#### Work task
Repeat every record exactly.

#### Website and app data records
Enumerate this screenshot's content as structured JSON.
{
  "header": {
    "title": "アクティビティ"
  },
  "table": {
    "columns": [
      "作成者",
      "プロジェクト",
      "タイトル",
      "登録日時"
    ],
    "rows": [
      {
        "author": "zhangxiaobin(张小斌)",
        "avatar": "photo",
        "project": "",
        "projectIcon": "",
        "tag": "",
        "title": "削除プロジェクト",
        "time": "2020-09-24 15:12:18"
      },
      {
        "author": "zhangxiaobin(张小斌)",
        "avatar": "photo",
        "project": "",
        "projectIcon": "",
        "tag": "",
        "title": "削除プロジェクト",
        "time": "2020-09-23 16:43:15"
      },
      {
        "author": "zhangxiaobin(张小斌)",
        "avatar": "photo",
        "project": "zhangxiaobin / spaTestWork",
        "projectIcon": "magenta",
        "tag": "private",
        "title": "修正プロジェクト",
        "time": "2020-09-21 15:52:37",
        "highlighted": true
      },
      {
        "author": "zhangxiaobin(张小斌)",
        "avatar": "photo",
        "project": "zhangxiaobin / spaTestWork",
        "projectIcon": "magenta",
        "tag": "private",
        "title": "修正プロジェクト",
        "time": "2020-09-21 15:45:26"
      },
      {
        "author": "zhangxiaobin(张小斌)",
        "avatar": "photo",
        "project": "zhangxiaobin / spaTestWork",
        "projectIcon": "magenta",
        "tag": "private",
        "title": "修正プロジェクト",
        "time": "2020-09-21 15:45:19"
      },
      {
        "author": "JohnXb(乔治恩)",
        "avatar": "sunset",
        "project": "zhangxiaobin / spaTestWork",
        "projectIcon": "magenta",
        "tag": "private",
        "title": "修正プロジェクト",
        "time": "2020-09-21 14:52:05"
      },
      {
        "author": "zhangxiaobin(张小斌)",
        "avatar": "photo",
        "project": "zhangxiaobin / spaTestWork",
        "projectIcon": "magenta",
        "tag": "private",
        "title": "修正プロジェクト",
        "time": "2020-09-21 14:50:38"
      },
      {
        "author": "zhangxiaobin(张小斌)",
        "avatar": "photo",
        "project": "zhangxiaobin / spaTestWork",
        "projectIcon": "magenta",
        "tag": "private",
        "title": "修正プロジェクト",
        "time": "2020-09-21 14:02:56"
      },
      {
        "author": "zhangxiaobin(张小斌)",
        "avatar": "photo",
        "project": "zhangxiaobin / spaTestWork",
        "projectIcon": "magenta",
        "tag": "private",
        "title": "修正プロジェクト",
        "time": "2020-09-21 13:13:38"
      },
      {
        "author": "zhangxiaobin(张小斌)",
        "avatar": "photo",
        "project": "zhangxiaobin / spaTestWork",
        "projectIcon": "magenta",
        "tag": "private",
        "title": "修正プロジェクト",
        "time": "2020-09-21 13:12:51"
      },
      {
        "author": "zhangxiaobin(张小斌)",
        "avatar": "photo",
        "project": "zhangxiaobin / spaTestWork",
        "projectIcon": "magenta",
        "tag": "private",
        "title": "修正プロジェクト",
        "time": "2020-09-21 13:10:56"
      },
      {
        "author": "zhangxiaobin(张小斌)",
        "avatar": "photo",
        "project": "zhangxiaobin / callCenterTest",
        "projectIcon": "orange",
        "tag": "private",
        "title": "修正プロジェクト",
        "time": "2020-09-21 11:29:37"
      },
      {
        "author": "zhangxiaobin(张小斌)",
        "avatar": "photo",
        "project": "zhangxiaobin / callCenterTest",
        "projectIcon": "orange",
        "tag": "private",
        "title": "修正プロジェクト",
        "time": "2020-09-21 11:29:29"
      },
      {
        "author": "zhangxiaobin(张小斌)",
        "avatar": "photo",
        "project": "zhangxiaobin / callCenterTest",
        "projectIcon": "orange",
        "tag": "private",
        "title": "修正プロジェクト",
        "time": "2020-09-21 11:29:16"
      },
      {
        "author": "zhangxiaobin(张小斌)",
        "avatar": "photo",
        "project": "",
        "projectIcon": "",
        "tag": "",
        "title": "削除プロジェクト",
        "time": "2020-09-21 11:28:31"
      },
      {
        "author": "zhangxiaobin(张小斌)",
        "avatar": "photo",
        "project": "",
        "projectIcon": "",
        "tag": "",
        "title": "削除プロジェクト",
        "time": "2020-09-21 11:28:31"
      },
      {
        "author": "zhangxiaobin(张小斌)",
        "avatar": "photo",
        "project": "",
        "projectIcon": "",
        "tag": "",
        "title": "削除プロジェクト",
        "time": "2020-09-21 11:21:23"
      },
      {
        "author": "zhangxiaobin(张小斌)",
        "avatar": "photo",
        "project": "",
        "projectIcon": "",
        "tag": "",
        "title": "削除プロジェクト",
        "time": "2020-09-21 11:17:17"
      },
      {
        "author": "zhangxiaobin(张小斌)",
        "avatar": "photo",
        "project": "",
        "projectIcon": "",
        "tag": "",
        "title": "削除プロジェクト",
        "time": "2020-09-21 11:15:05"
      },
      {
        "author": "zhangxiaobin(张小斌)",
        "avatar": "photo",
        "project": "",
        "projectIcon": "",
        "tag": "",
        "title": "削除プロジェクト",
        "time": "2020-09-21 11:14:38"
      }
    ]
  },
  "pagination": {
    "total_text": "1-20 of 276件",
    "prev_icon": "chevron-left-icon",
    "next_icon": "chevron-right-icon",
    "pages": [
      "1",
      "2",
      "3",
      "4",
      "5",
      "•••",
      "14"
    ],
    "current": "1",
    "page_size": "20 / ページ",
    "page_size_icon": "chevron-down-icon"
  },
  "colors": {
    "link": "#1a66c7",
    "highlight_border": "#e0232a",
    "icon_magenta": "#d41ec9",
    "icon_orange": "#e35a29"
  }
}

#### Written reply
Enumerate this screenshot's content as structured JSON.
{
  "header": {
    "title": "アクティビティ"
  },
  "table": {
    "columns": [
      "作成者",
      "プロジェクト",
      "タイトル",
      "登録日時"
    ],
    "rows": [
      {
        "author": "zhangxiaobin(张小斌)",
        "avatar": "photo",
        "project": "",
        "projectIcon": "",
        "tag": "",
        "title": "削除プロジェクト",
        "time": "2020-09-24 15:12:18"
      },
      {
        "author": "zhangxiaobin(张小斌)",
        "avatar": "photo",
        "project": "",
        "projectIcon": "",
        "tag": "",
        "title": "削除プロジェクト",
        "time": "2020-09-23 16:43:15"
      },
      {
        "author": "zhangxiaobin(张小斌)",
        "avatar": "photo",
        "project": "zhangxiaobin / spaTestWork",
        "projectIcon": "magenta",
        "tag": "private",
        "title": "修正プロジェクト",
        "time": "2020-09-21 15:52:37",
        "highlighted": true
      },
      {
        "author": "zhangxiaobin(张小斌)",
        "avatar": "photo",
        "project": "zhangxiaobin / spaTestWork",
        "projectIcon": "magenta",
        "tag": "private",
        "title": "修正プロジェクト",
        "time": "2020-09-21 15:45:26"
      },
      {
        "author": "zhangxiaobin(张小斌)",
        "avatar": "photo",
        "project": "zhangxiaobin / spaTestWork",
        "projectIcon": "magenta",
        "tag": "private",
        "title": "修正プロジェクト",
        "time": "2020-09-21 15:45:19"
      },
      {
        "author": "JohnXb(乔治恩)",
        "avatar": "sunset",
        "project": "zhangxiaobin / spaTestWork",
        "projectIcon": "magenta",
        "tag": "private",
        "title": "修正プロジェクト",
        "time": "2020-09-21 14:52:05"
      },
      {
        "author": "zhangxiaobin(张小斌)",
        "avatar": "photo",
        "project": "zhangxiaobin / spaTestWork",
        "projectIcon": "magenta",
        "tag": "private",
        "title": "修正プロジェクト",
        "time": "2020-09-21 14:50:38"
      },
      {
        "author": "zhangxiaobin(张小斌)",
        "avatar": "photo",
        "project": "zhangxiaobin / spaTestWork",
        "projectIcon": "magenta",
        "tag": "private",
        "title": "修正プロジェクト",
        "time": "2020-09-21 14:02:56"
      },
      {
        "author": "zhangxiaobin(张小斌)",
        "avatar": "photo",
        "project": "zhangxiaobin / spaTestWork",
        "projectIcon": "magenta",
        "tag": "private",
        "title": "修正プロジェクト",
        "time": "2020-09-21 13:13:38"
      },
      {
        "author": "zhangxiaobin(张小斌)",
        "avatar": "photo",
        "project": "zhangxiaobin / spaTestWork",
        "projectIcon": "magenta",
        "tag": "private",
        "title": "修正プロジェクト",
        "time": "2020-09-21 13:12:51"
      },
      {
        "author": "zhangxiaobin(张小斌)",
        "avatar": "photo",
        "project": "zhangxiaobin / spaTestWork",
        "projectIcon": "magenta",
        "tag": "private",
        "title": "修正プロジェクト",
        "time": "2020-09-21 13:10:56"
      },
      {
        "author": "zhangxiaobin(张小斌)",
        "avatar": "photo",
        "project": "zhangxiaobin / callCenterTest",
        "projectIcon": "orange",
        "tag": "private",
        "title": "修正プロジェクト",
        "time": "2020-09-21 11:29:37"
      },
      {
        "author": "zhangxiaobin(张小斌)",
        "avatar": "photo",
        "project": "zhangxiaobin / callCenterTest",
        "projectIcon": "orange",
        "tag": "private",
        "title": "修正プロジェクト",
        "time": "2020-09-21 11:29:29"
      },
      {
        "author": "zhangxiaobin(张小斌)",
        "avatar": "photo",
        "project": "zhangxiaobin / callCenterTest",
        "projectIcon": "orange",
        "tag": "private",
        "title": "修正プロジェクト",
        "time": "2020-09-21 11:29:16"
      },
      {
        "author": "zhangxiaobin(张小斌)",
        "avatar": "photo",
        "project": "",
        "projectIcon": "",
        "tag": "",
        "title": "削除プロジェクト",
        "time": "2020-09-21 11:28:31"
      },
      {
        "author": "zhangxiaobin(张小斌)",
        "avatar": "photo",
        "project": "",
        "projectIcon": "",
        "tag": "",
        "title": "削除プロジェクト",
        "time": "2020-09-21 11:28:31"
      },
      {
        "author": "zhangxiaobin(张小斌)",
        "avatar": "photo",
        "project": "",
        "projectIcon": "",
        "tag": "",
        "title": "削除プロジェクト",
        "time": "2020-09-21 11:21:23"
      },
      {
        "author": "zhangxiaobin(张小斌)",
        "avatar": "photo",
        "project": "",
        "projectIcon": "",
        "tag": "",
        "title": "削除プロジェクト",
        "time": "2020-09-21 11:17:17"
      },
      {
        "author": "zhangxiaobin(张小斌)",
        "avatar": "photo",
        "project": "",
        "projectIcon": "",
        "tag": "",
        "title": "削除プロジェクト",
        "time": "2020-09-21 11:15:05"
      },
      {
        "author": "zhangxiaobin(张小斌)",
        "avatar": "photo",
        "project": "",
        "projectIcon": "",
        "tag": "",
        "title": "削除プロジェクト",
        "time": "2020-09-21 11:14:38"
      }
    ]
  },
  "pagination": {
    "total_text": "1-20 of 276件",
    "prev_icon": "chevron-left-icon",
    "next_icon": "chevron-right-icon",
    "pages": [
      "1",
      "2",
      "3",
      "4",
      "5",
      "•••",
      "14"
    ],
    "current": "1",
    "page_size": "20 / ページ",
    "page_size_icon": "chevron-down-icon"
  },
  "colors": {
    "link": "#1a66c7",
    "highlight_border": "#e0232a",
    "icon_magenta": "#d41ec9",
    "icon_orange": "#e35a29"
  }
}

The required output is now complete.